Networking is a necessary part of a professional career today. The data tells us that the majority of people searching for new jobs find the best positions through their network connections. It’s also how we learn about new opportunities, expand our world view, and see new possibilities. Networking is also the best way to get things done inside an organization. The most effective professionals develop key contacts willing to share their expertise and help us cut through red-tape. No one can know everything; we need others to successfully complete complicated projects and intricate research. Good networks help us identify key partners for innovative collaboration and productive team work.
Having trusted advisors and colleagues means we don’t have to go it alone and it increases our chances to establish relationships that can help us in ways we can’t possible anticipate. Networks help us develop as professionals, grow as people, and function more efficiently day-to-day. They help us learn, they help us grow, and they help us navigate life’s difficulties. Networks are a vital part of life and very often they can help us achieve our long-term goals. But if networks clearly provide value and are such an essential part of today’s complex world, why doesn’t everyone have one? Simple – it’s because building a vital, useful network and maintaining it long-term is really, really hard work.
Successful networking is all about building relationships – something that takes time, courage, and commitment. It requires you go out into the world, meet people, speak with people, listen to people and share yourself. It requires you take risks and open yourself up to new ideas; prepare yourself to respect difference; and position yourself to consider undiscovered possibility. Professional organizations, mentor programs, volunteering, team projects, work groups, discussion groups, book clubs, conferences, workshops are all viable options.
In addition, in today’s world there are multiple virtual options that allow you to connect with a global audience you may not meet in person. You can join on-line communities related to your interests, comment on blog posts, participate in online discussion groups, or seek advice on LinkedIn, Twitter, Facebook or a myriad of other venues. Choose things that appeal to you, fit your lifestyle and your personality – try them out and if they don’t suit you; seek others that do. If you really can’t find something that works, you can always start something yourself.

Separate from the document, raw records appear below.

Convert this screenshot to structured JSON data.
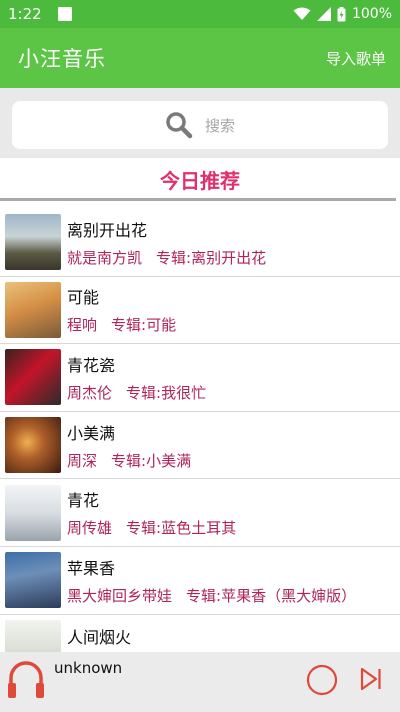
{
  "status_bar": {
    "time": "1:22",
    "battery": "100%"
  },
  "app_bar": {
    "title": "小汪音乐",
    "import_label": "导入歌单"
  },
  "search": {
    "placeholder": "搜索"
  },
  "recommend": {
    "header": "今日推荐"
  },
  "songs": [
    {
      "title": "离别开出花",
      "artist": "就是南方凯",
      "album": "专辑:离别开出花"
    },
    {
      "title": "可能",
      "artist": "程响",
      "album": "专辑:可能"
    },
    {
      "title": "青花瓷",
      "artist": "周杰伦",
      "album": "专辑:我很忙"
    },
    {
      "title": "小美满",
      "artist": "周深",
      "album": "专辑:小美满"
    },
    {
      "title": "青花",
      "artist": "周传雄",
      "album": "专辑:蓝色土耳其"
    },
    {
      "title": "苹果香",
      "artist": "黑大婶回乡带娃",
      "album": "专辑:苹果香（黑大婶版）"
    },
    {
      "title": "人间烟火",
      "artist": "",
      "album": ""
    }
  ],
  "player": {
    "now_playing": "unknown"
  },
  "colors": {
    "app_bar": "#5cc546",
    "accent": "#e0306f",
    "meta": "#b0245a",
    "player_icon": "#e0483a"
  },
  "icons": [
    "search-icon",
    "wifi-icon",
    "signal-icon",
    "battery-icon",
    "headphones-icon",
    "play-circle-icon",
    "skip-next-icon"
  ]
}
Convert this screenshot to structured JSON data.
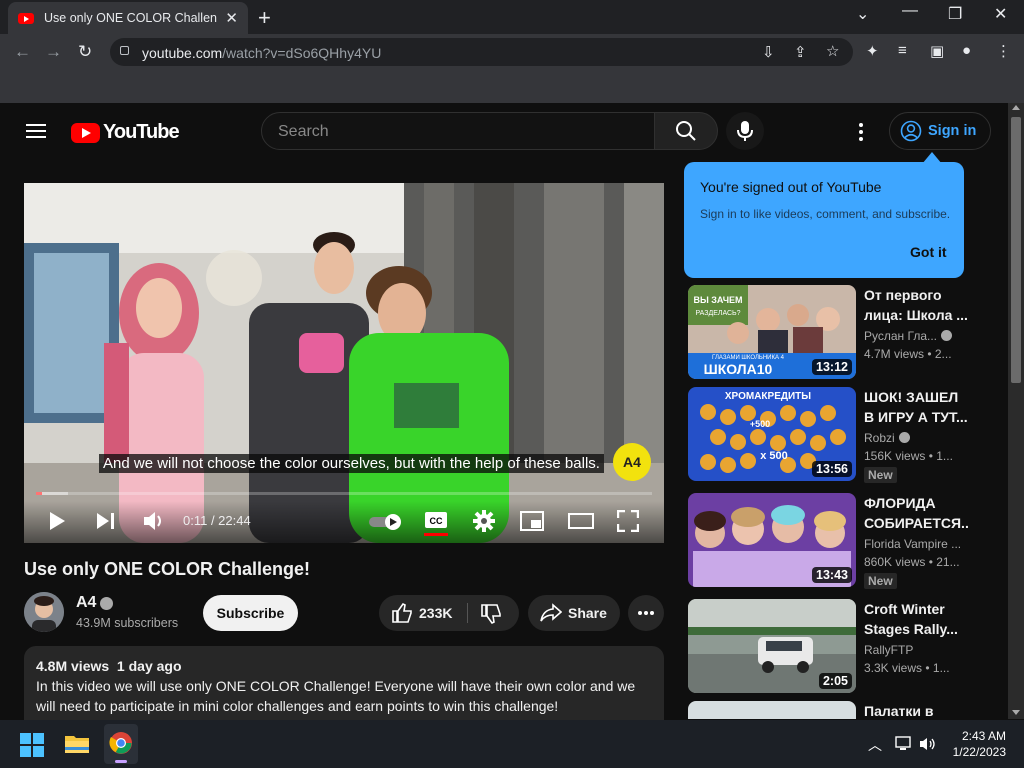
{
  "browser": {
    "tab_title": "Use only ONE COLOR Challenge! - YouTube",
    "url_host": "youtube.com",
    "url_path": "/watch?v=dSo6QHhy4YU"
  },
  "yt": {
    "logo_text": "YouTube",
    "search_placeholder": "Search",
    "sign_in": "Sign in"
  },
  "popup": {
    "heading": "You're signed out of YouTube",
    "sub": "Sign in to like videos, comment, and subscribe.",
    "got_it": "Got it"
  },
  "player": {
    "caption": "And we will not choose the color ourselves, but with the help of these balls.",
    "watermark": "A4",
    "time": "0:11 / 22:44",
    "progress_fraction": 0.008
  },
  "video": {
    "title": "Use only ONE COLOR Challenge!",
    "channel": "A4",
    "subscribers": "43.9M subscribers",
    "subscribe": "Subscribe",
    "likes": "233K",
    "share": "Share",
    "views_date": "4.8M views  1 day ago",
    "description": "In this video we will use only ONE COLOR Challenge! Everyone will have their own color and we will need to participate in mini color challenges and earn points to win this challenge!"
  },
  "related": [
    {
      "title_1": "От первого",
      "title_2": "лица: Школа ...",
      "channel": "Руслан Гла...",
      "views": "4.7M views • 2...",
      "duration": "13:12",
      "thumb_text_1": "ВЫ ЗАЧЕМ",
      "thumb_text_2": "РАЗДЕЛАСЬ?",
      "thumb_text_3": "ГЛАЗАМИ ШКОЛЬНИКА 4",
      "thumb_text_4": "ШКОЛА10",
      "new": ""
    },
    {
      "title_1": "ШОК! ЗАШЕЛ",
      "title_2": "В ИГРУ А ТУТ...",
      "channel": "Robzi",
      "views": "156K views • 1...",
      "duration": "13:56",
      "thumb_text_1": "ХРОМАКРЕДИТЫ",
      "thumb_text_2": "+500",
      "thumb_text_3": "x 500",
      "new": "New"
    },
    {
      "title_1": "ФЛОРИДА",
      "title_2": "СОБИРАЕТСЯ...",
      "channel": "Florida Vampire ...",
      "views": "860K views • 21...",
      "duration": "13:43",
      "new": "New"
    },
    {
      "title_1": "Croft Winter",
      "title_2": "Stages Rally...",
      "channel": "RallyFTP",
      "views": "3.3K views • 1...",
      "duration": "2:05",
      "new": ""
    },
    {
      "title_1": "Палатки в",
      "title_2": ""
    }
  ],
  "taskbar": {
    "time": "2:43 AM",
    "date": "1/22/2023"
  },
  "colors": {
    "brand_red": "#ff0000",
    "accent_blue": "#3ea6ff",
    "page_bg": "#0f0f0f"
  }
}
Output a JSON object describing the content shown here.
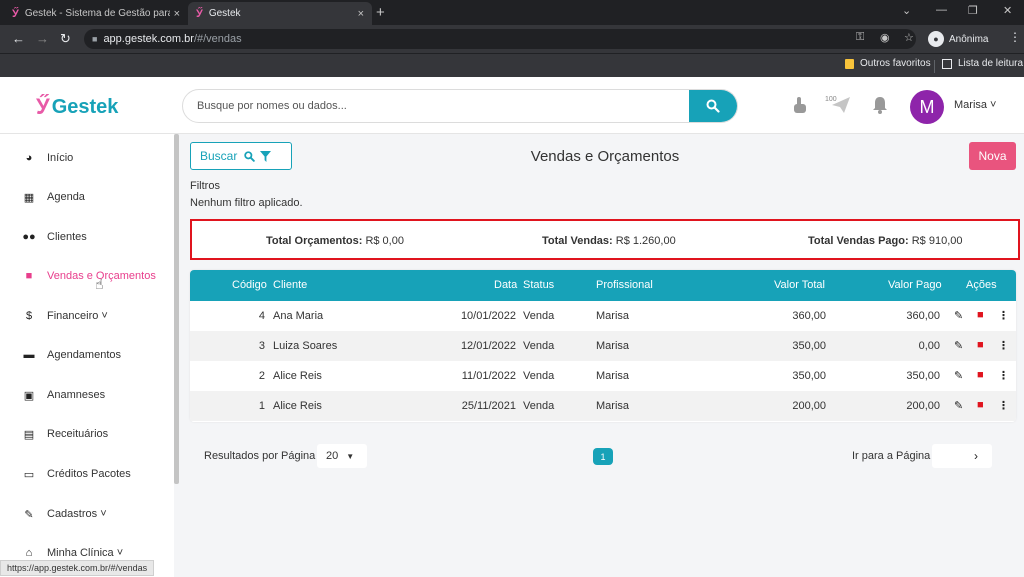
{
  "browser": {
    "tabs": [
      {
        "title": "Gestek - Sistema de Gestão para",
        "close": "×"
      },
      {
        "title": "Gestek",
        "close": "×"
      }
    ],
    "new_tab": "+",
    "url_host": "app.gestek.com.br",
    "url_path": "/#/vendas",
    "profile": "Anônima",
    "bookmarks": {
      "other_favorites": "Outros favoritos",
      "reading_list": "Lista de leitura"
    },
    "status_url": "https://app.gestek.com.br/#/vendas"
  },
  "header": {
    "logo": "Gestek",
    "search_placeholder": "Busque por nomes ou dados...",
    "notification_badge": "100",
    "avatar_letter": "M",
    "user_name": "Marisa ˅"
  },
  "sidebar": {
    "items": [
      {
        "label": "Início",
        "icon": "dashboard-icon"
      },
      {
        "label": "Agenda",
        "icon": "calendar-icon"
      },
      {
        "label": "Clientes",
        "icon": "users-icon"
      },
      {
        "label": "Vendas e Orçamentos",
        "icon": "shopping-bag-icon"
      },
      {
        "label": "Financeiro ˅",
        "icon": "dollar-icon"
      },
      {
        "label": "Agendamentos",
        "icon": "calendar-check-icon"
      },
      {
        "label": "Anamneses",
        "icon": "id-card-icon"
      },
      {
        "label": "Receituários",
        "icon": "file-icon"
      },
      {
        "label": "Créditos Pacotes",
        "icon": "credit-card-icon"
      },
      {
        "label": "Cadastros ˅",
        "icon": "edit-icon"
      },
      {
        "label": "Minha Clínica ˅",
        "icon": "home-icon"
      }
    ]
  },
  "main": {
    "search_button": "Buscar",
    "title": "Vendas e Orçamentos",
    "new_button": "Nova",
    "filters_label": "Filtros",
    "filters_value": "Nenhum filtro aplicado.",
    "totals": {
      "budgets_label": "Total Orçamentos:",
      "budgets_value": "R$ 0,00",
      "sales_label": "Total Vendas:",
      "sales_value": "R$ 1.260,00",
      "paid_label": "Total Vendas Pago:",
      "paid_value": "R$ 910,00"
    },
    "table": {
      "headers": {
        "code": "Código",
        "client": "Cliente",
        "date": "Data",
        "status": "Status",
        "professional": "Profissional",
        "total": "Valor Total",
        "paid": "Valor Pago",
        "actions": "Ações"
      },
      "rows": [
        {
          "code": "4",
          "client": "Ana Maria",
          "date": "10/01/2022",
          "status": "Venda",
          "professional": "Marisa",
          "total": "360,00",
          "paid": "360,00"
        },
        {
          "code": "3",
          "client": "Luiza Soares",
          "date": "12/01/2022",
          "status": "Venda",
          "professional": "Marisa",
          "total": "350,00",
          "paid": "0,00"
        },
        {
          "code": "2",
          "client": "Alice Reis",
          "date": "11/01/2022",
          "status": "Venda",
          "professional": "Marisa",
          "total": "350,00",
          "paid": "350,00"
        },
        {
          "code": "1",
          "client": "Alice Reis",
          "date": "25/11/2021",
          "status": "Venda",
          "professional": "Marisa",
          "total": "200,00",
          "paid": "200,00"
        }
      ]
    },
    "pagination": {
      "per_page_label": "Resultados por Página",
      "per_page_value": "20",
      "current_page": "1",
      "goto_label": "Ir para a Página"
    }
  },
  "colors": {
    "accent": "#17a2b8",
    "brand_pink": "#e85aa7",
    "new_button": "#e9547e",
    "highlight_border": "#e0141e",
    "avatar": "#8e24aa"
  }
}
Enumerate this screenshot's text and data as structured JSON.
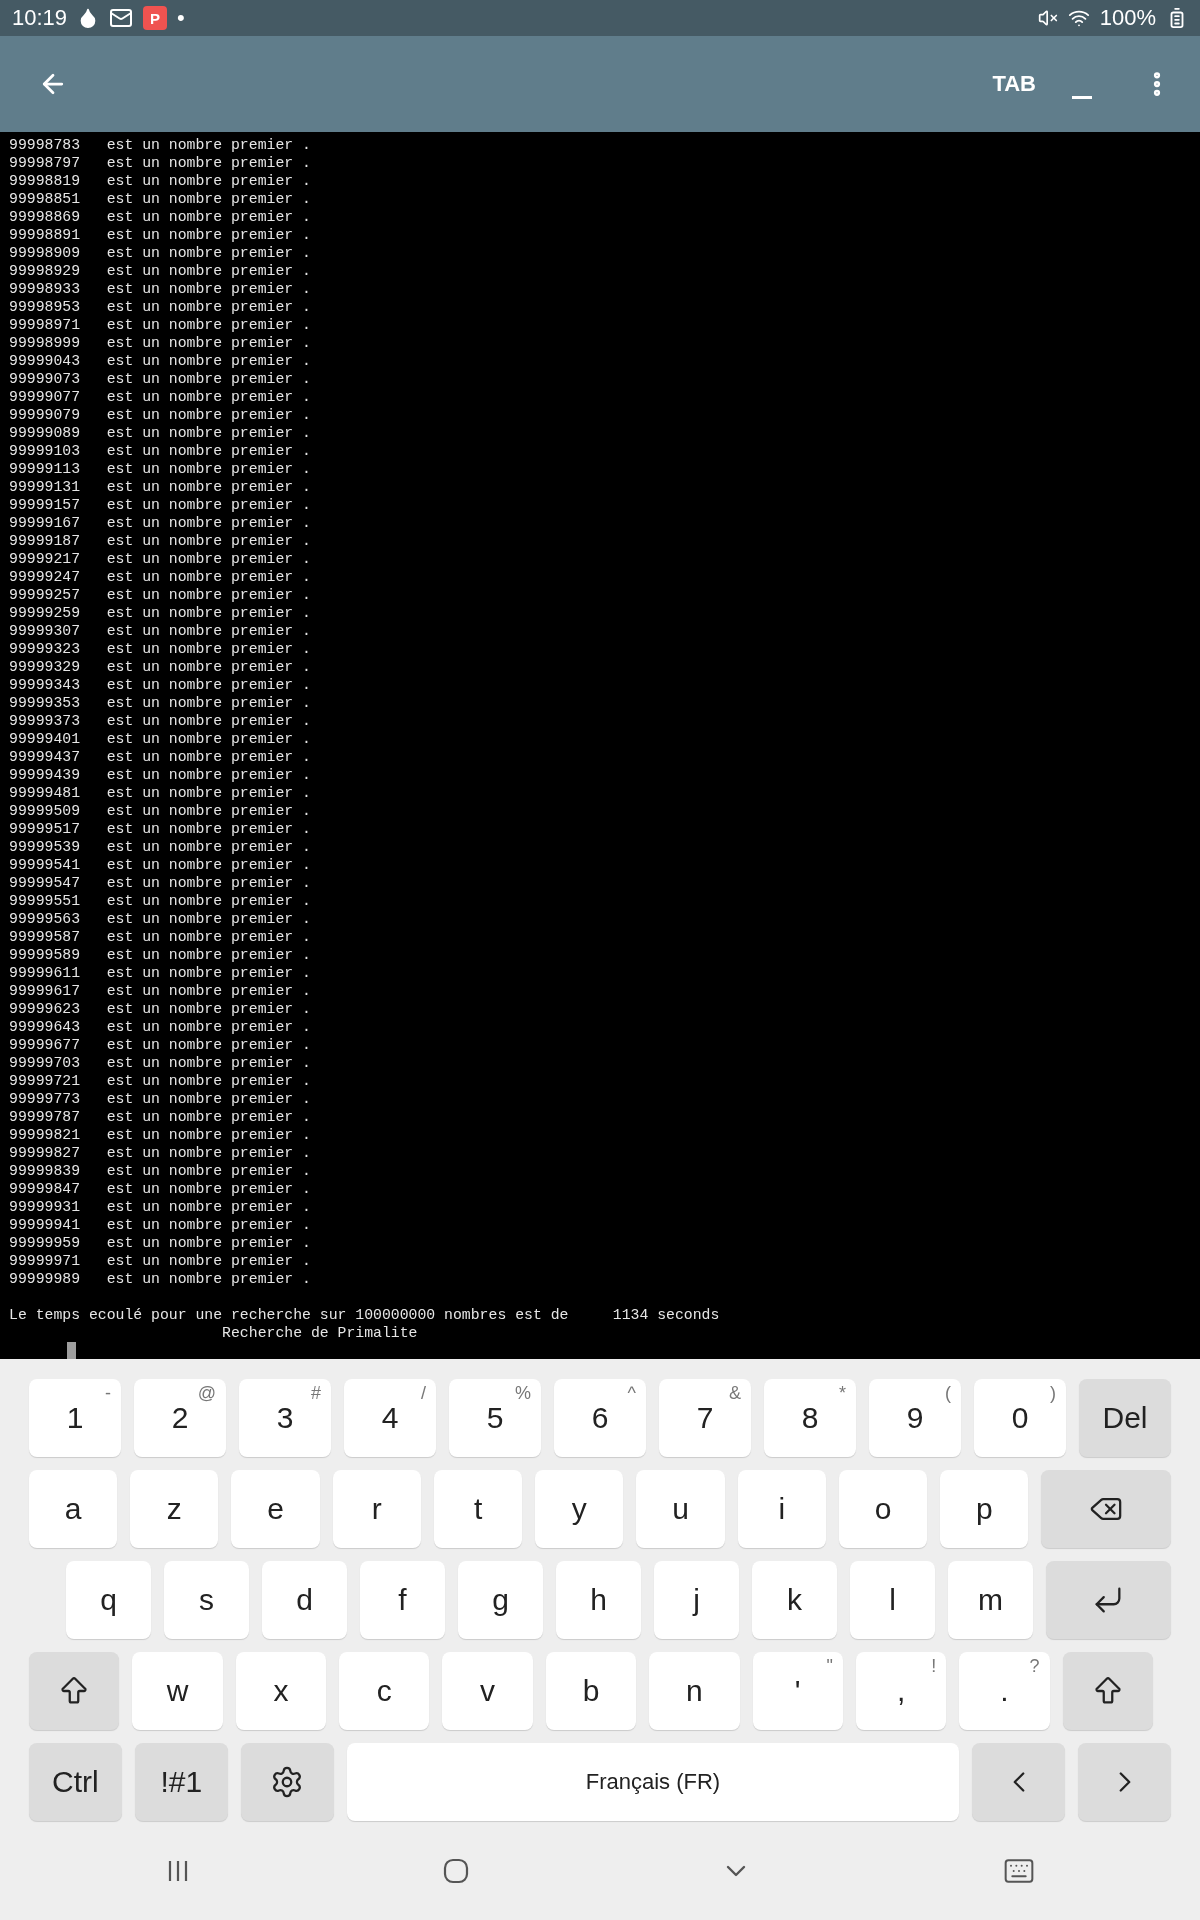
{
  "status_bar": {
    "time": "10:19",
    "app_badge": "P",
    "dot": "•",
    "battery": "100%"
  },
  "app_bar": {
    "tab_button": "TAB"
  },
  "terminal": {
    "lines": [
      "99998783   est un nombre premier .",
      "99998797   est un nombre premier .",
      "99998819   est un nombre premier .",
      "99998851   est un nombre premier .",
      "99998869   est un nombre premier .",
      "99998891   est un nombre premier .",
      "99998909   est un nombre premier .",
      "99998929   est un nombre premier .",
      "99998933   est un nombre premier .",
      "99998953   est un nombre premier .",
      "99998971   est un nombre premier .",
      "99998999   est un nombre premier .",
      "99999043   est un nombre premier .",
      "99999073   est un nombre premier .",
      "99999077   est un nombre premier .",
      "99999079   est un nombre premier .",
      "99999089   est un nombre premier .",
      "99999103   est un nombre premier .",
      "99999113   est un nombre premier .",
      "99999131   est un nombre premier .",
      "99999157   est un nombre premier .",
      "99999167   est un nombre premier .",
      "99999187   est un nombre premier .",
      "99999217   est un nombre premier .",
      "99999247   est un nombre premier .",
      "99999257   est un nombre premier .",
      "99999259   est un nombre premier .",
      "99999307   est un nombre premier .",
      "99999323   est un nombre premier .",
      "99999329   est un nombre premier .",
      "99999343   est un nombre premier .",
      "99999353   est un nombre premier .",
      "99999373   est un nombre premier .",
      "99999401   est un nombre premier .",
      "99999437   est un nombre premier .",
      "99999439   est un nombre premier .",
      "99999481   est un nombre premier .",
      "99999509   est un nombre premier .",
      "99999517   est un nombre premier .",
      "99999539   est un nombre premier .",
      "99999541   est un nombre premier .",
      "99999547   est un nombre premier .",
      "99999551   est un nombre premier .",
      "99999563   est un nombre premier .",
      "99999587   est un nombre premier .",
      "99999589   est un nombre premier .",
      "99999611   est un nombre premier .",
      "99999617   est un nombre premier .",
      "99999623   est un nombre premier .",
      "99999643   est un nombre premier .",
      "99999677   est un nombre premier .",
      "99999703   est un nombre premier .",
      "99999721   est un nombre premier .",
      "99999773   est un nombre premier .",
      "99999787   est un nombre premier .",
      "99999821   est un nombre premier .",
      "99999827   est un nombre premier .",
      "99999839   est un nombre premier .",
      "99999847   est un nombre premier .",
      "99999931   est un nombre premier .",
      "99999941   est un nombre premier .",
      "99999959   est un nombre premier .",
      "99999971   est un nombre premier .",
      "99999989   est un nombre premier ."
    ],
    "summary": [
      "Le temps ecoulé pour une recherche sur 100000000 nombres est de     1134 seconds",
      "                        Recherche de Primalite"
    ]
  },
  "keyboard": {
    "rows": [
      {
        "keys": [
          {
            "kind": "char",
            "label": "1",
            "sup": "-"
          },
          {
            "kind": "char",
            "label": "2",
            "sup": "@"
          },
          {
            "kind": "char",
            "label": "3",
            "sup": "#"
          },
          {
            "kind": "char",
            "label": "4",
            "sup": "/"
          },
          {
            "kind": "char",
            "label": "5",
            "sup": "%"
          },
          {
            "kind": "char",
            "label": "6",
            "sup": "^"
          },
          {
            "kind": "char",
            "label": "7",
            "sup": "&"
          },
          {
            "kind": "char",
            "label": "8",
            "sup": "*"
          },
          {
            "kind": "char",
            "label": "9",
            "sup": "("
          },
          {
            "kind": "char",
            "label": "0",
            "sup": ")"
          },
          {
            "kind": "function",
            "label": "Del"
          }
        ]
      },
      {
        "keys": [
          {
            "kind": "char",
            "label": "a"
          },
          {
            "kind": "char",
            "label": "z"
          },
          {
            "kind": "char",
            "label": "e"
          },
          {
            "kind": "char",
            "label": "r"
          },
          {
            "kind": "char",
            "label": "t"
          },
          {
            "kind": "char",
            "label": "y"
          },
          {
            "kind": "char",
            "label": "u"
          },
          {
            "kind": "char",
            "label": "i"
          },
          {
            "kind": "char",
            "label": "o"
          },
          {
            "kind": "char",
            "label": "p"
          },
          {
            "kind": "backspace"
          }
        ]
      },
      {
        "keys": [
          {
            "kind": "char",
            "label": "q"
          },
          {
            "kind": "char",
            "label": "s"
          },
          {
            "kind": "char",
            "label": "d"
          },
          {
            "kind": "char",
            "label": "f"
          },
          {
            "kind": "char",
            "label": "g"
          },
          {
            "kind": "char",
            "label": "h"
          },
          {
            "kind": "char",
            "label": "j"
          },
          {
            "kind": "char",
            "label": "k"
          },
          {
            "kind": "char",
            "label": "l"
          },
          {
            "kind": "char",
            "label": "m"
          },
          {
            "kind": "enter"
          }
        ]
      },
      {
        "keys": [
          {
            "kind": "shift"
          },
          {
            "kind": "char",
            "label": "w"
          },
          {
            "kind": "char",
            "label": "x"
          },
          {
            "kind": "char",
            "label": "c"
          },
          {
            "kind": "char",
            "label": "v"
          },
          {
            "kind": "char",
            "label": "b"
          },
          {
            "kind": "char",
            "label": "n"
          },
          {
            "kind": "char",
            "label": "'",
            "sup": "\""
          },
          {
            "kind": "char",
            "label": ",",
            "sup": "!"
          },
          {
            "kind": "char",
            "label": ".",
            "sup": "?"
          },
          {
            "kind": "shift"
          }
        ]
      },
      {
        "keys": [
          {
            "kind": "function",
            "label": "Ctrl"
          },
          {
            "kind": "function",
            "label": "!#1"
          },
          {
            "kind": "settings"
          },
          {
            "kind": "space",
            "label": "Français (FR)"
          },
          {
            "kind": "left"
          },
          {
            "kind": "right"
          }
        ]
      }
    ]
  }
}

Write a blog, start a community, launch a discussion group, or form a dinner club. There are so many options.
Getting start can seem intimidating if this sort of thing is new to you. Here are a few steps that have helped us get organized:
1. Determine what you want from your networking efforts – while networks can serve multiple purposes overtime, it’s best to identify your main objective to give you focus.
2. Do a bit of research – don’t let this become such a distraction that it prevents you from getting out there, but identifying potential networking venues inside and outside your organization is helpful.
3. Ask your friends and your colleagues – they share your interests; know you as a person; and you trust them. It’s a natural place to start.
4. Jump in and try it – don’t over think it, attend with an open mind and give it a fair chance. Don’t go just once, go at least 3 times. You need data to make an informed decision and no one feels comfortable the very first time they attend something.
5. Go prepared – bring business cards and establish a goal (e.g. I will meet two new people before I leave tonight).
6. Keep an open mind – don’t judge until you have the facts to make an informed decision.
7. Don’t expect too much – relationships take time, don’t expect to accelerate the process, be realistic.
8. Participate – ask questions, show an interest, partake in the discussion, and raise your hand.
9. Converse with the intent to get to know someone – exchange conversation with the objective of getting to know someone a bit. When you see them a second time, be sure to pick up where you left off.
10. Don’t ask for things right away – it’s impolite to ask someone you barely know to help you find a new job. You can let everyone know you are looking, but let them decide if they want to offer help.
11. Be prepared to help – people are more inclined to help you if you have shown your willingness to help them. Be the first one to offer help and it is a lot easier to ask for help later.
12. Follow-up – after the event, send LinkedIn invitations to new contacts (if you had a conversation and you exchanged business cards this is perfectly appropriate).
13. Technology can help, but it is not a substitute for a relationship – whether you are connecting with people face-to-face or connecting online, trusted relationships are the key to productive networks.
Creating a connection with people using technology is possible, but it does pose interesting challenges. Our experience tells us that any relationship develops over time. Following a blog or a discussion group and commenting often (in a substantive way), starting discussions yourself and connecting with people who comment helps you to establish your reputation as a serious professional. Offering help, connecting through LinkedIn, commented on someone’s status updates are natural moments that strengthen relationships. Having a picture on your LinkedIn profile also helps – it humanizes you.
Finally, networks work best when you start building them before you are in crisis. It’s easier to look for a job when you have one; apply the same principle to networking. Build it before you need it so you can leverage it when you do. Establishing a robust network inside and outside your organization is smart and professionally necessary. Maintaining it even when everything is going great is even smarter so you are fully prepared for the life changes that are sure to come tomorrow.